I recently attended a dinner for the benefit of Hillsdale College, the nation’s preeminent conservative institution of higher learning, as distinguished from liberal indoctrination (full disclosure: my son is a graduate). The dinner speaker was Karl Rove, deputy White House chief of staff.
Rove was in good form; especially considering the “thumping” the voters gave his boss and his party in the elections a month earlier. He gave the audience what it wanted, a combination of mea culpa (“we have not fought as hard for principle as we should have”), putting the best face on the results (“the election was awful darn close”), and rhetorical promises (we have to “get back to our roots”).
Then came the questions from the audience. Rove picked his questioners, affording a great opportunity for the chosen to level one at “Bush’s brain.” Presumably anyone could hope to be picked—anyone, that is, except me. I had my hand up, but Rove playfully told the audience, “You’ll notice I’m avoiding Viguerie,” which brought a round of laughter. He continued: “I may have been born, but it wasn’t yesterday!”
Now, this is not a sour grapes article. Rove was not silently ignoring me, he was openly bypassing me, and so no hypocrisy was involved. And he was doing it in good humor. Indeed, earlier in the evening he had confessed, “I’m a little bit worried about [Michael] Novak and Viguerie sitting together—that is a recipe for something bad to happen! The good news is the bad thing will happen to someone who deserves it!”
Was he tacitly admitting that he would “deserve” a zinger from me if he recognized me?
Whatever, it was understandable for Rove to pass me by. He is well aware of my unhappiness with President Bush and the GOP congressional leadership—it’s all spelled out in my latest book, “Conservatives Betrayed: How George W. Bush and Other Big Government Republicans Hijacked the Conservative Cause” (Bonus Books, 2006). The last thing he needed that night was to give me, an outspoken conservative with no desires for White House invitations, the opportunity, with the nation as audience via C-SPAN, to lob one at the President.
But, in the spirit of the recent aborted O. J. Simpson book and TV special, let me disclose what everyone would have heard If I Asked It.
Because of the friendly social nature of the evening, I would not have hit hard at our speaker for Bush’s many transgressions against conservatives. Rather, I would have pointed to the future and given him an opportunity to reassure the base of the GOP—the conservatives.
Rove: Richard Viguerie—you have a question? I can’t believe it! Go ahead.
Viguerie: Karl, you’ve made a number of references tonight about how the Republican Party has lost its way. Well, the conservatives here tonight—plus millions around the country—would like to have some comfort level that we will feel better about the next two years than we have the last few years. Because quite frankly, the conservatives are getting highly nervous about the early signals we’re getting from President Bush and his team: 1) The President said he is looking forward to working with the Democrats on amnesty for illegal aliens, 2) Secretary of the Treasury Henry M. Paulson has suggested that nothing is off the table regarding Social Security, which conservatives interpret as opening the door to tax increases and benefit cuts, and 3) the President and congressional Republicans decided to throw in the towel and not fight for one of the few conservatives in his administration, UN Ambassador John Bolton.
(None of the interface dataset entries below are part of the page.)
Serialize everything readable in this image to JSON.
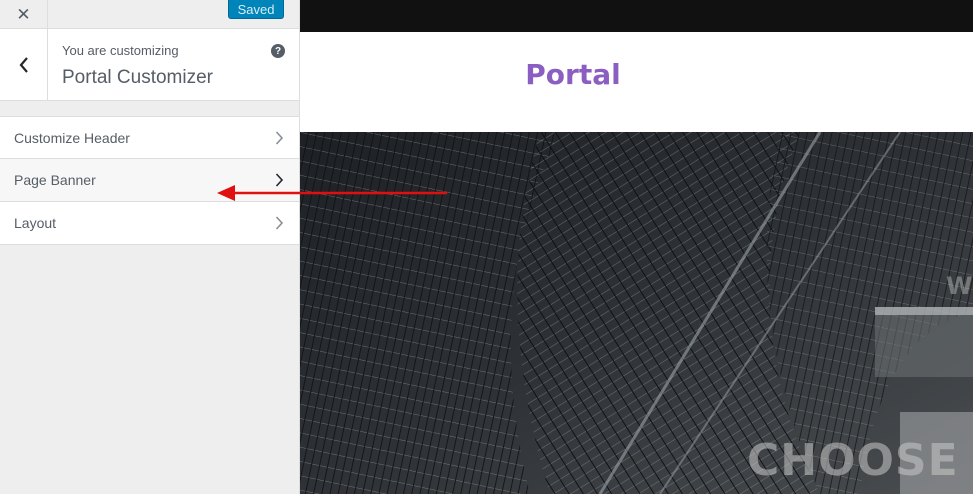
{
  "sidebar": {
    "close_symbol": "✕",
    "saved_label": "Saved",
    "info_subtitle": "You are customizing",
    "info_title": "Portal Customizer",
    "help_symbol": "?",
    "items": [
      {
        "label": "Customize Header"
      },
      {
        "label": "Page Banner"
      },
      {
        "label": "Layout"
      }
    ]
  },
  "preview": {
    "site_title": "Portal",
    "banner_text": "CHOOSE Y",
    "banner_side_text": "W"
  },
  "colors": {
    "accent": "#0085ba",
    "site_title": "#8a5fc1",
    "annotation_arrow": "#e01010"
  },
  "icons": {
    "close": "close-icon",
    "back": "chevron-left-icon",
    "help": "help-icon",
    "item_chevron": "chevron-right-icon"
  }
}
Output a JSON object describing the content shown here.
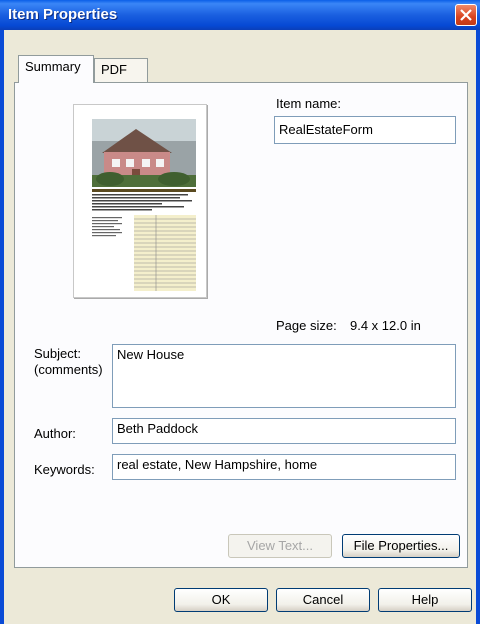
{
  "window": {
    "title": "Item Properties"
  },
  "tabs": [
    {
      "label": "Summary"
    },
    {
      "label": "PDF"
    }
  ],
  "item_name": {
    "label": "Item name:",
    "value": "RealEstateForm"
  },
  "page_size": {
    "label": "Page size:",
    "value": "9.4 x 12.0 in"
  },
  "subject": {
    "label_line1": "Subject:",
    "label_line2": "(comments)",
    "value": "New House"
  },
  "author": {
    "label": "Author:",
    "value": "Beth Paddock"
  },
  "keywords": {
    "label": "Keywords:",
    "value": "real estate, New Hampshire, home"
  },
  "buttons": {
    "view_text": "View Text...",
    "file_properties": "File Properties...",
    "ok": "OK",
    "cancel": "Cancel",
    "help": "Help"
  },
  "icons": {
    "close": "close-x-icon"
  }
}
So, Karl, in light of developments such as these, what assurances can you give us that the White House and the GOP will indeed return to basic conservative principles?
As I restate my question here, I realize it still deserves to be answered. How about it, Karl?